Researchers mix probiotics into soy protein bars
September 30, 2008
by Jeff Gelski
COLUMBIA, MO. — Researchers at the University of Missouri have incorporated probiotic strains into soy protein energy bars, thus easing the intestinal bloating and discomfort brought on by digesting soy.
The researchers screened several probiotic strains before settling on Lactobacillus acidophilus, a strain already used in fermented dairy products such as yogurt, said Dr. Azlin Mustapha, Ph.D., an associate professor and food science researcher at the university. The strains are known for their ability to produce alpha-galactosidase, an enzyme that breaks down two hard-to-digest carbohydrates found in soy: raffinose and stachyose.

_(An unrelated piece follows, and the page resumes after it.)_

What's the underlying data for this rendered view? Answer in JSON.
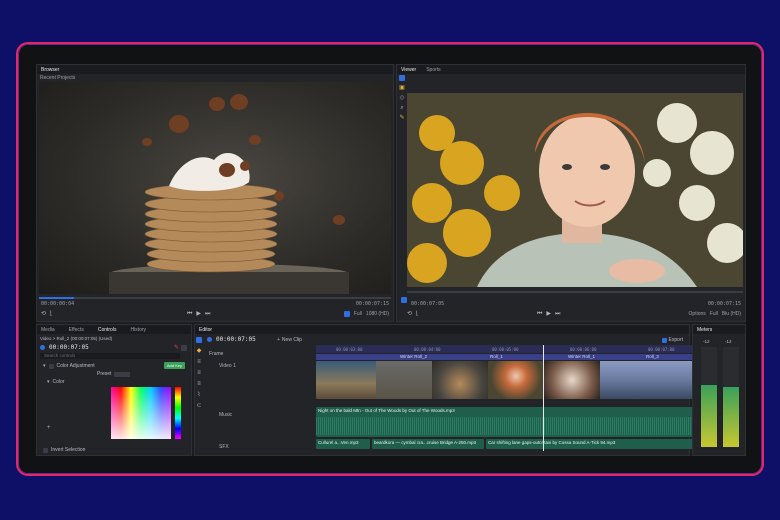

The probiotic strains were encapsulated and freeze dried for protection and longer shelf life. They were mixed into the soy bars after the bars were baked. A sensory test involved 50 untrained panelists tasting samples from three kinds of soy protein bars. Some bars contained encapsulated freeze-dried probiotics while some contained unencapsulated prebiotics and others had no probiotics.
"They could detect no difference in flavor or quality in the three," Ms. Mustapha said.

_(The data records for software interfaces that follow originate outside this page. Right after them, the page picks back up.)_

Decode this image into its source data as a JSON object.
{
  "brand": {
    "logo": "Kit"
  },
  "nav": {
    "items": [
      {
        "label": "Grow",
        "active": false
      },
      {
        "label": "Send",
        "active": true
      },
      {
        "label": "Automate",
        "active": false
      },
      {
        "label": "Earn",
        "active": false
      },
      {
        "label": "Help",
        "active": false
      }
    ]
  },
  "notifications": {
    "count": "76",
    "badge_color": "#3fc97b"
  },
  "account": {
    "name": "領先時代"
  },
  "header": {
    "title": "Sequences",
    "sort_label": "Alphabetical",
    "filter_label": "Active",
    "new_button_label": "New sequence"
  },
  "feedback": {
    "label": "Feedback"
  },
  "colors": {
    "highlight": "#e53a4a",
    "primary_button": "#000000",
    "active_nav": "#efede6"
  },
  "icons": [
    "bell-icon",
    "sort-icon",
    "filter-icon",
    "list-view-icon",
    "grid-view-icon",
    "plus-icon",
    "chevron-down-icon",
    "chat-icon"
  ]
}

After two months, the number of probiotic strains still in each soy bar was a high number, or more than 1 million strains, Ms. Mustapha said.

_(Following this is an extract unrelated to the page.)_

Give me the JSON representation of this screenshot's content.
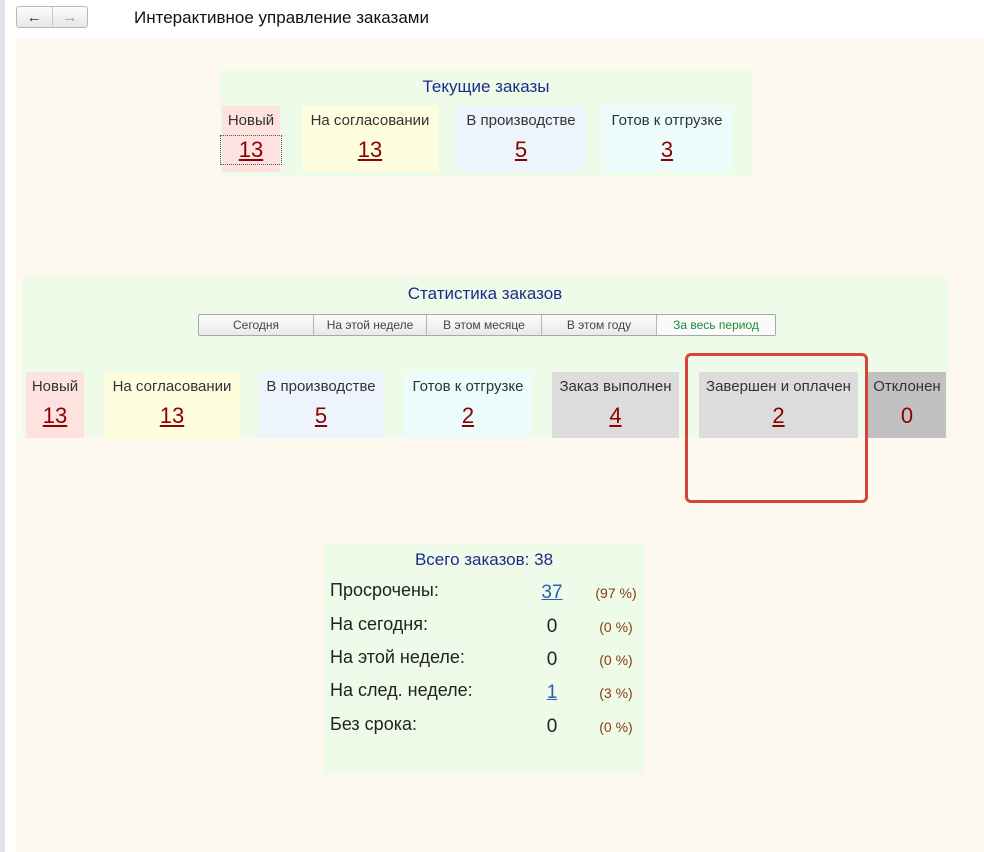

"Freeze-dried, microencapsulated probiotics may be a promising way to produce more functional soy food products without the unwanted side effects," she said.